The espionage trial of Washington Post correspondent Jason Rezaian in Tehran restarted on Monday, Iran's official IRNA news agency has reported.
It was the second closed-door hearing for the Post's 39-year-old bureau chief, who was detained with his wife, Yeganeh Salehi, and two photojournalists on July 22, 2014. All were later released except Rezaian, who has now been held for more than 300 days.
Rezaian had his first hearing on May 26 in a Revolutionary Court on charges including espionage and propaganda against the Islamic Republic. His family, US officials, the Washington Post, and rights groups have called the accusations absurd, reported the New York Times.
IRNA said two other people detained with Rezaian were also in court on Monday. It did not elaborate or say who those two are, but Rezaian's defense lawyer, Leila Ahsan, has previously said Salehi and one of the two unnamed photojournalists also face trial.
Rezaian is a dual US-Iranian citizen who was born and spent most of his life in the United States.
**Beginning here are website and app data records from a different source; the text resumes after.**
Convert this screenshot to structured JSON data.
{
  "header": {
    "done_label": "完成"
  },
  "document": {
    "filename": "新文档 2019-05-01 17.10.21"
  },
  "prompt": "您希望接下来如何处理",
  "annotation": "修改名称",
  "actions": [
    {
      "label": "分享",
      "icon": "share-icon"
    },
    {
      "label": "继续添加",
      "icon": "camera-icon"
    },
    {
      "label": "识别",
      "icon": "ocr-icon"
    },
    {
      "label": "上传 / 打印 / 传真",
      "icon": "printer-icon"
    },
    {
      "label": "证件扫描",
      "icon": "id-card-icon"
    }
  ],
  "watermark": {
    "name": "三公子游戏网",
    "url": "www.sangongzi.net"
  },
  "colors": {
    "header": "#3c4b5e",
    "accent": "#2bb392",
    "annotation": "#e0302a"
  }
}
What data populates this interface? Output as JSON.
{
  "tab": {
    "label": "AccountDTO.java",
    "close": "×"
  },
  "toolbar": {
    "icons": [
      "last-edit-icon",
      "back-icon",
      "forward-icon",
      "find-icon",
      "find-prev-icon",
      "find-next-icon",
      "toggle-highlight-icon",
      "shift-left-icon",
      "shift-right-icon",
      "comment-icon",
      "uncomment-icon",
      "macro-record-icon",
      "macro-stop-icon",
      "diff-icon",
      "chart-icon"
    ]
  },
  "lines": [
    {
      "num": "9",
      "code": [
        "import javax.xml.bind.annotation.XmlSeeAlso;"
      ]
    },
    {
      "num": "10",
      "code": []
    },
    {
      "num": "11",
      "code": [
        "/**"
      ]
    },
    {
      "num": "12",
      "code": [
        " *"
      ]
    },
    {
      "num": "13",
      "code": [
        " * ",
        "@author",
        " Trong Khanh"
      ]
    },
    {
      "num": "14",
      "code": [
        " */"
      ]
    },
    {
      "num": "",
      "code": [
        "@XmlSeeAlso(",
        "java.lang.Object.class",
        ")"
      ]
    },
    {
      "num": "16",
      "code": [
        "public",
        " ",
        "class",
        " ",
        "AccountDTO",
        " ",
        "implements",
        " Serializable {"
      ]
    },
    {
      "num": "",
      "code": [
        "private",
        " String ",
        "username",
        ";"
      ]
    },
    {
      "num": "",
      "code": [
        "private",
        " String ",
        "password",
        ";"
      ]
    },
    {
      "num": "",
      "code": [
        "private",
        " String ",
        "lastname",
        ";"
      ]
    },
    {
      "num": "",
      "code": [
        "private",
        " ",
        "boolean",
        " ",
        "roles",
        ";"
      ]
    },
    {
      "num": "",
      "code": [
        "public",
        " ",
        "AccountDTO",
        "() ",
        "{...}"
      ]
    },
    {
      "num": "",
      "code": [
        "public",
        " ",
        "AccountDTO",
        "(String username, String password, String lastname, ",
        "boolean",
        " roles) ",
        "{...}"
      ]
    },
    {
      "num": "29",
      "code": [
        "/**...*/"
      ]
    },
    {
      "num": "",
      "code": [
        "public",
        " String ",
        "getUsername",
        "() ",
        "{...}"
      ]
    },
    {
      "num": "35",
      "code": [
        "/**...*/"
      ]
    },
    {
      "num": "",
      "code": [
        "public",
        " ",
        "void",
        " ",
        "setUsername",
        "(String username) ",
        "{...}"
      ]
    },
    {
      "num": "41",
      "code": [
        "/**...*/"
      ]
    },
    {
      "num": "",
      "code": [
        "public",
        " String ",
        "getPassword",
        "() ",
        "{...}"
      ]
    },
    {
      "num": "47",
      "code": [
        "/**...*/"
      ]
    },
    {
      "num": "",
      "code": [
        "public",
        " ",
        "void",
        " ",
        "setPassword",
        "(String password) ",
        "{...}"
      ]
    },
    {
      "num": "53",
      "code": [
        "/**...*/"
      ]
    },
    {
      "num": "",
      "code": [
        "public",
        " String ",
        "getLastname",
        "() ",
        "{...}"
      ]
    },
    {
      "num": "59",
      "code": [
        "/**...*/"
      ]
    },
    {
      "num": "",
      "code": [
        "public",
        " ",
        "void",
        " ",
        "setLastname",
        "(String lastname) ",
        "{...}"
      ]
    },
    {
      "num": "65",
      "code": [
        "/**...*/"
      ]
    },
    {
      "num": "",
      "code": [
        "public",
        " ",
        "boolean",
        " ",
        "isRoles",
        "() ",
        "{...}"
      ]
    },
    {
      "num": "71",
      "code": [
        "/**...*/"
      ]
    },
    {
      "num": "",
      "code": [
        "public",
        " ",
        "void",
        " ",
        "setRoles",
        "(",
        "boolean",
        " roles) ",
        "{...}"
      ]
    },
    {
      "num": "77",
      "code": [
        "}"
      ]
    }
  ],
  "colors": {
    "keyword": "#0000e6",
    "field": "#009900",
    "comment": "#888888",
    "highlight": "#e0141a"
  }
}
Salehi, a reporter for the National newspaper in Abu Dhabi, remains in Iran, barred from traveling abroad, the Post has said.
At his first hearing, the court alleged that Rezaian had written to President Barack Obama and also cited a trip he made to the US Consulate in Dubai, Iran's semi-official Mehr news agency reported.
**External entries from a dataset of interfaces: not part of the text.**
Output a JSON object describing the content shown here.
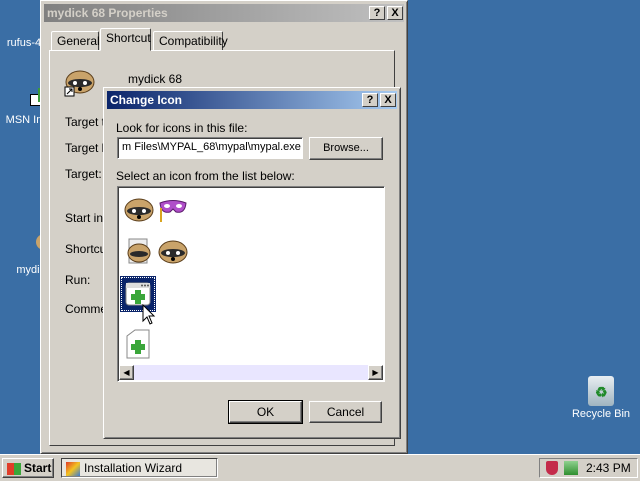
{
  "desktop": {
    "icons": [
      {
        "label": "rufus-4"
      },
      {
        "label": "MSN In"
      },
      {
        "label": "mydi"
      },
      {
        "label": "Recycle Bin"
      }
    ]
  },
  "properties_window": {
    "title": "mydick 68 Properties",
    "help_btn": "?",
    "close_btn": "X",
    "tabs": [
      {
        "label": "General"
      },
      {
        "label": "Shortcut"
      },
      {
        "label": "Compatibility"
      }
    ],
    "shortcut_name": "mydick 68",
    "fields": [
      {
        "label": "Target ty"
      },
      {
        "label": "Target lo"
      },
      {
        "label": "Target:"
      },
      {
        "label": "Start in:"
      },
      {
        "label": "Shortcu"
      },
      {
        "label": "Run:"
      },
      {
        "label": "Commer"
      }
    ]
  },
  "change_icon_dialog": {
    "title": "Change Icon",
    "help_btn": "?",
    "close_btn": "X",
    "look_label": "Look for icons in this file:",
    "file_path": "m Files\\MYPAL_68\\mypal\\mypal.exe",
    "browse_label": "Browse...",
    "list_label": "Select an icon from the list below:",
    "ok_label": "OK",
    "cancel_label": "Cancel",
    "icons": [
      {
        "name": "raccoon-icon"
      },
      {
        "name": "mask-icon"
      },
      {
        "name": "raccoon-doc-icon"
      },
      {
        "name": "raccoon-icon"
      },
      {
        "name": "window-plus-icon"
      },
      {
        "name": "doc-plus-icon"
      }
    ]
  },
  "taskbar": {
    "start_label": "Start",
    "task_label": "Installation Wizard",
    "time": "2:43 PM"
  }
}
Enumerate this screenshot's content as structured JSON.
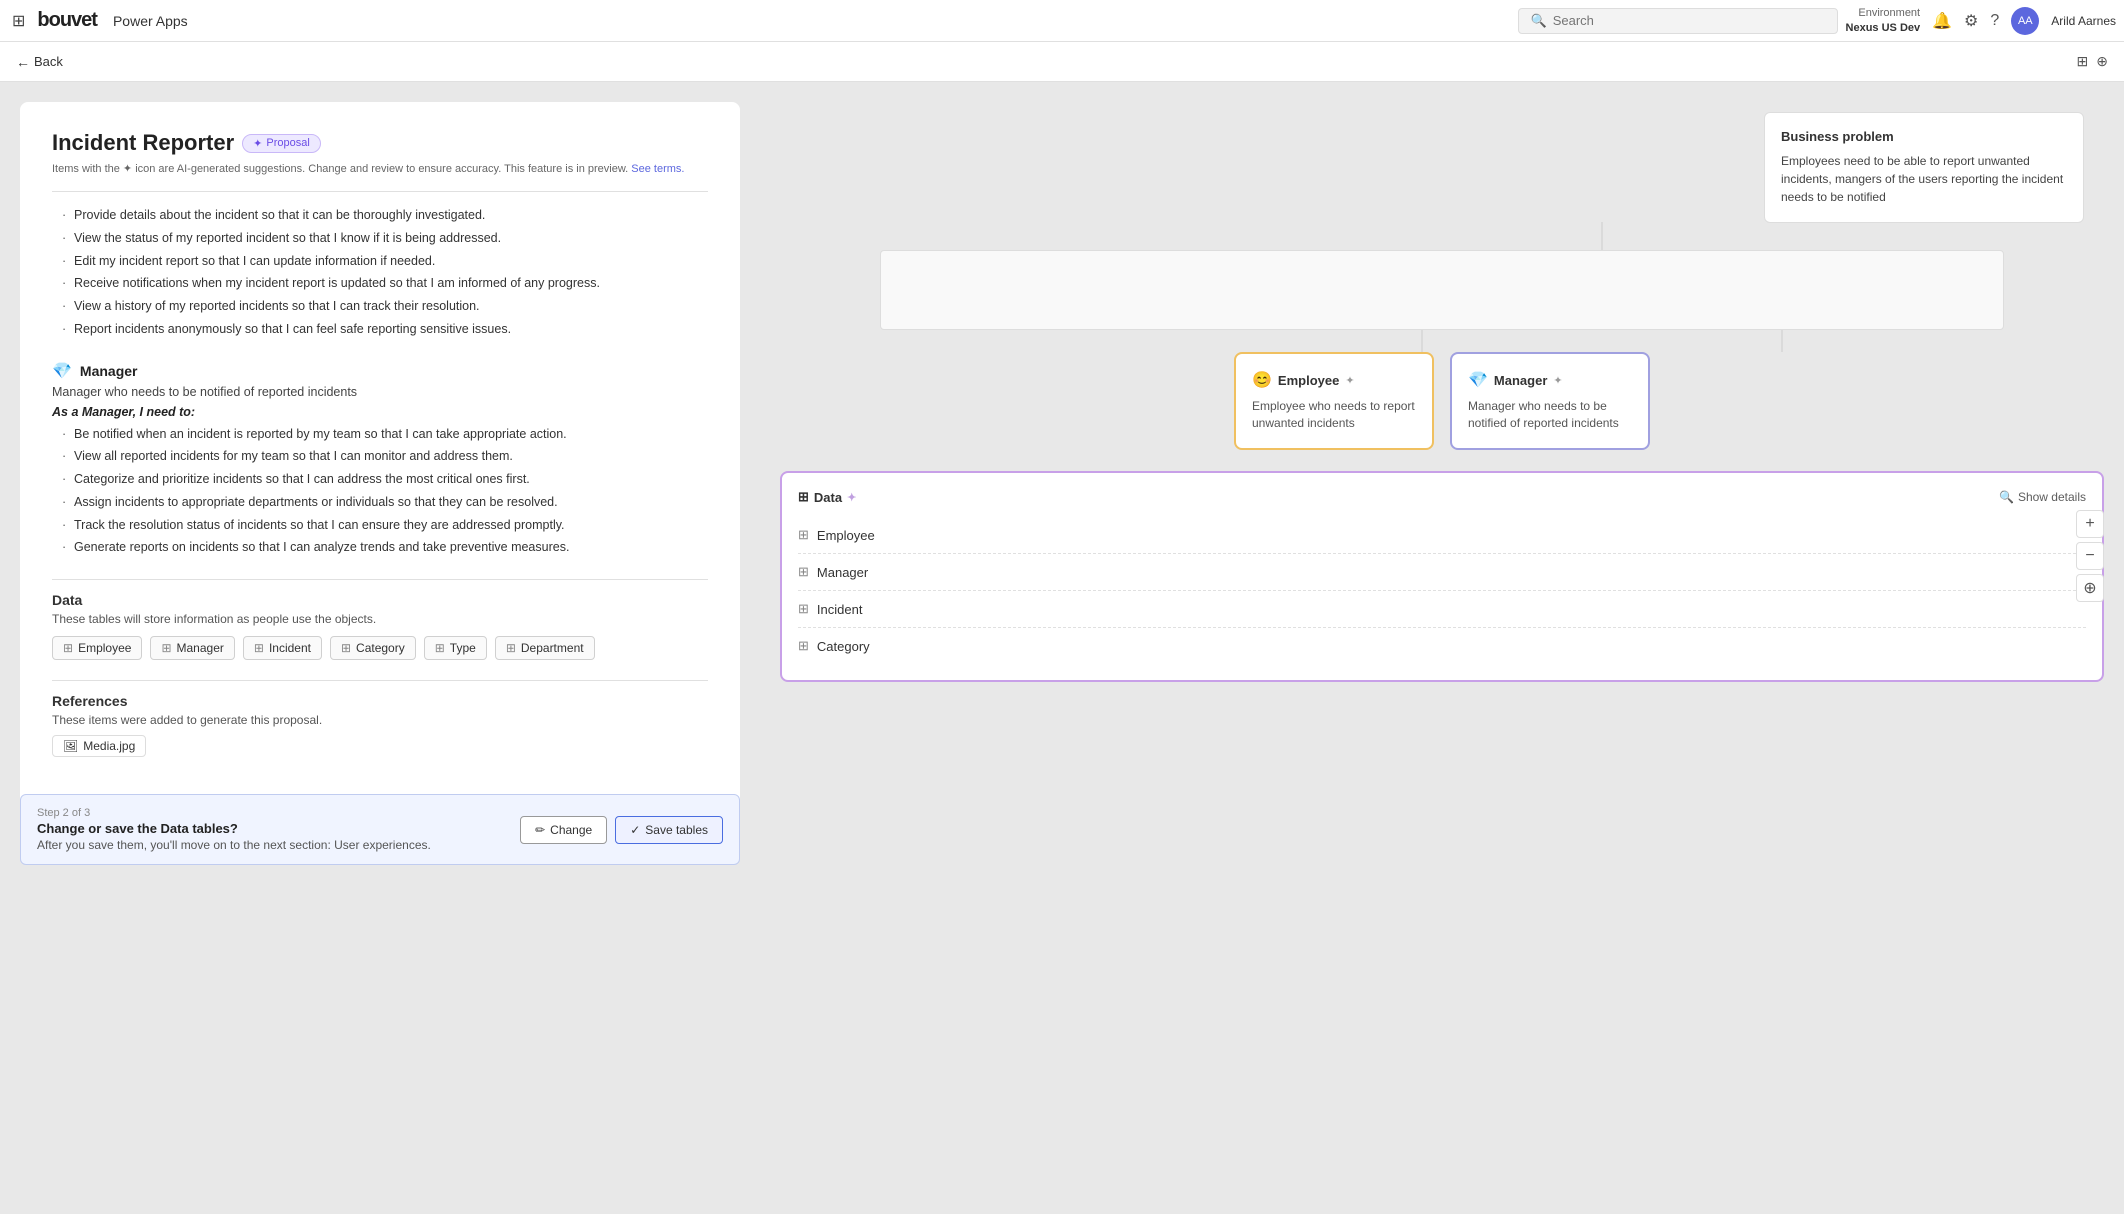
{
  "topbar": {
    "grid_icon": "⊞",
    "logo": "bouvet",
    "app_name": "Power Apps",
    "search_placeholder": "Search",
    "env_label": "Environment",
    "env_name": "Nexus US Dev",
    "user_name": "Arild Aarnes"
  },
  "subbar": {
    "back_label": "Back"
  },
  "left_panel": {
    "card_title": "Incident Reporter",
    "proposal_badge": "Proposal",
    "ai_notice": "Items with the ✦ icon are AI-generated suggestions. Change and review to ensure accuracy. This feature is in preview.",
    "ai_notice_link": "See terms.",
    "bullet_items": [
      "Provide details about the incident so that it can be thoroughly investigated.",
      "View the status of my reported incident so that I know if it is being addressed.",
      "Edit my incident report so that I can update information if needed.",
      "Receive notifications when my incident report is updated so that I am informed of any progress.",
      "View a history of my reported incidents so that I can track their resolution.",
      "Report incidents anonymously so that I can feel safe reporting sensitive issues."
    ],
    "manager_section": {
      "icon": "💎",
      "title": "Manager",
      "subtitle": "Manager who needs to be notified of reported incidents",
      "as_label": "As a Manager, I need to:",
      "bullets": [
        "Be notified when an incident is reported by my team so that I can take appropriate action.",
        "View all reported incidents for my team so that I can monitor and address them.",
        "Categorize and prioritize incidents so that I can address the most critical ones first.",
        "Assign incidents to appropriate departments or individuals so that they can be resolved.",
        "Track the resolution status of incidents so that I can ensure they are addressed promptly.",
        "Generate reports on incidents so that I can analyze trends and take preventive measures."
      ]
    },
    "data_section": {
      "title": "Data",
      "subtitle": "These tables will store information as people use the objects.",
      "tables": [
        {
          "name": "Employee"
        },
        {
          "name": "Manager"
        },
        {
          "name": "Incident"
        },
        {
          "name": "Category"
        },
        {
          "name": "Type"
        },
        {
          "name": "Department"
        }
      ]
    },
    "references_section": {
      "title": "References",
      "subtitle": "These items were added to generate this proposal.",
      "file": "Media.jpg"
    },
    "action_bar": {
      "step": "Step 2 of 3",
      "title": "Change or save the Data tables?",
      "subtitle": "After you save them, you'll move on to the next section: User experiences.",
      "change_label": "Change",
      "save_label": "Save tables"
    }
  },
  "right_panel": {
    "business_problem": {
      "title": "Business problem",
      "text": "Employees need to be able to report unwanted incidents, mangers of the users reporting the incident needs to be notified"
    },
    "employee_persona": {
      "icon": "😊",
      "name": "Employee",
      "ai_indicator": "✦",
      "description": "Employee who needs to report unwanted incidents"
    },
    "manager_persona": {
      "icon": "💎",
      "name": "Manager",
      "ai_indicator": "✦",
      "description": "Manager who needs to be notified of reported incidents"
    },
    "data_card": {
      "title": "Data",
      "ai_indicator": "✦",
      "show_details_label": "Show details",
      "tables": [
        {
          "name": "Employee"
        },
        {
          "name": "Manager"
        },
        {
          "name": "Incident"
        },
        {
          "name": "Category"
        }
      ]
    },
    "zoom_in": "+",
    "zoom_out": "−",
    "zoom_target": "⊕"
  }
}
Martin Baron, the Post's executive editor, has disputed the nature of the alleged correspondence, saying that Rezaian filled out an online job application for the Obama administration after the 2008 election, though he was never hired.
The paper has said Rezaian faces 10 to 20 years in prison if convicted. His brother, Ali Rezaian, earlier said that Jason had visited the consulate in Dubai to get a US visa for his wife.
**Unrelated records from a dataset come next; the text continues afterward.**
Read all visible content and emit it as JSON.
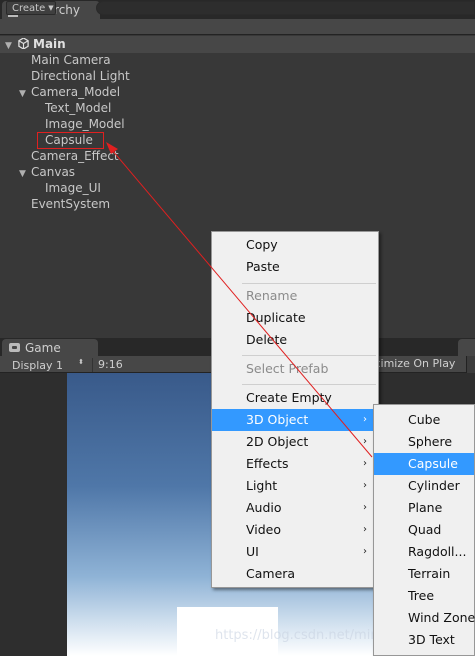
{
  "hierarchy": {
    "tab_label": "Hierarchy",
    "create_label": "Create",
    "scene_name": "Main",
    "items": [
      {
        "label": "Main Camera"
      },
      {
        "label": "Directional Light"
      },
      {
        "label": "Camera_Model"
      },
      {
        "label": "Text_Model"
      },
      {
        "label": "Image_Model"
      },
      {
        "label": "Capsule"
      },
      {
        "label": "Camera_Effect"
      },
      {
        "label": "Canvas"
      },
      {
        "label": "Image_UI"
      },
      {
        "label": "EventSystem"
      }
    ]
  },
  "game": {
    "tab_label": "Game",
    "display_label": "Display 1",
    "aspect_label": "9:16",
    "maximize_label": "ximize On Play"
  },
  "context_menu": {
    "items": [
      {
        "label": "Copy"
      },
      {
        "label": "Paste"
      },
      {
        "label": "Rename"
      },
      {
        "label": "Duplicate"
      },
      {
        "label": "Delete"
      },
      {
        "label": "Select Prefab"
      },
      {
        "label": "Create Empty"
      },
      {
        "label": "3D Object"
      },
      {
        "label": "2D Object"
      },
      {
        "label": "Effects"
      },
      {
        "label": "Light"
      },
      {
        "label": "Audio"
      },
      {
        "label": "Video"
      },
      {
        "label": "UI"
      },
      {
        "label": "Camera"
      }
    ]
  },
  "submenu_3d": {
    "items": [
      {
        "label": "Cube"
      },
      {
        "label": "Sphere"
      },
      {
        "label": "Capsule"
      },
      {
        "label": "Cylinder"
      },
      {
        "label": "Plane"
      },
      {
        "label": "Quad"
      },
      {
        "label": "Ragdoll..."
      },
      {
        "label": "Terrain"
      },
      {
        "label": "Tree"
      },
      {
        "label": "Wind Zone"
      },
      {
        "label": "3D Text"
      }
    ]
  },
  "watermark": "https://blog.csdn.net/mina",
  "colors": {
    "highlight": "#3399ff",
    "annotation_red": "#e02020",
    "panel_bg": "#383838"
  }
}
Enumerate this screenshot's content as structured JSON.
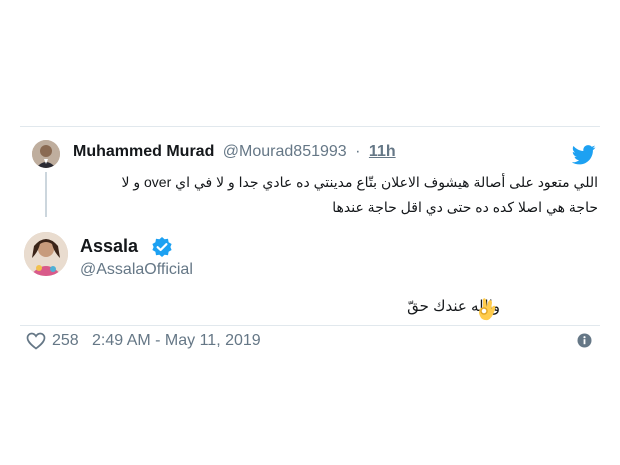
{
  "parent": {
    "name": "Muhammed Murad",
    "handle": "@Mourad851993",
    "separator": "·",
    "time": "11h",
    "text_line1": "اللي متعود على أصالة هيشوف الاعلان بتّاع مدينتي ده عادي جدا و لا في اي over و لا",
    "text_line2": "حاجة هي اصلا كده ده حتى دي اقل حاجة عندها"
  },
  "tweet": {
    "name": "Assala",
    "handle": "@AssalaOfficial",
    "text": "والله عندك حقّ",
    "likes": "258",
    "timestamp": "2:49 AM - May 11, 2019"
  },
  "icons": {
    "bird": "twitter-bird-icon",
    "verified": "verified-badge-icon",
    "ok_hand": "ok-hand-emoji",
    "heart": "heart-icon",
    "info": "info-icon"
  },
  "colors": {
    "twitter_blue": "#1da1f2",
    "text_primary": "#14171a",
    "text_secondary": "#657786",
    "divider": "#e1e8ed",
    "emoji_yellow": "#ffcc4d"
  }
}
For the last 10 months Rezaian has been kept in the notoriously harsh Evin Prison, which is used to hold activists and other political prisoners. Human rights organizations and former inmates say torture in the jail is "routine" and "widespread."
Media in Iran is tightly censored by the state and the authorities routinely detain, imprison, and intimidate journalists deemed as critical of the regime. In 2014 Reporters Without Borders ranked Iran 173rd out of 180 countries on its World Press Freedom Index. Around 30 journalists are currently being detained by the Iranian authorities; the second highest number in the world.
The Associated Press contributed to this report.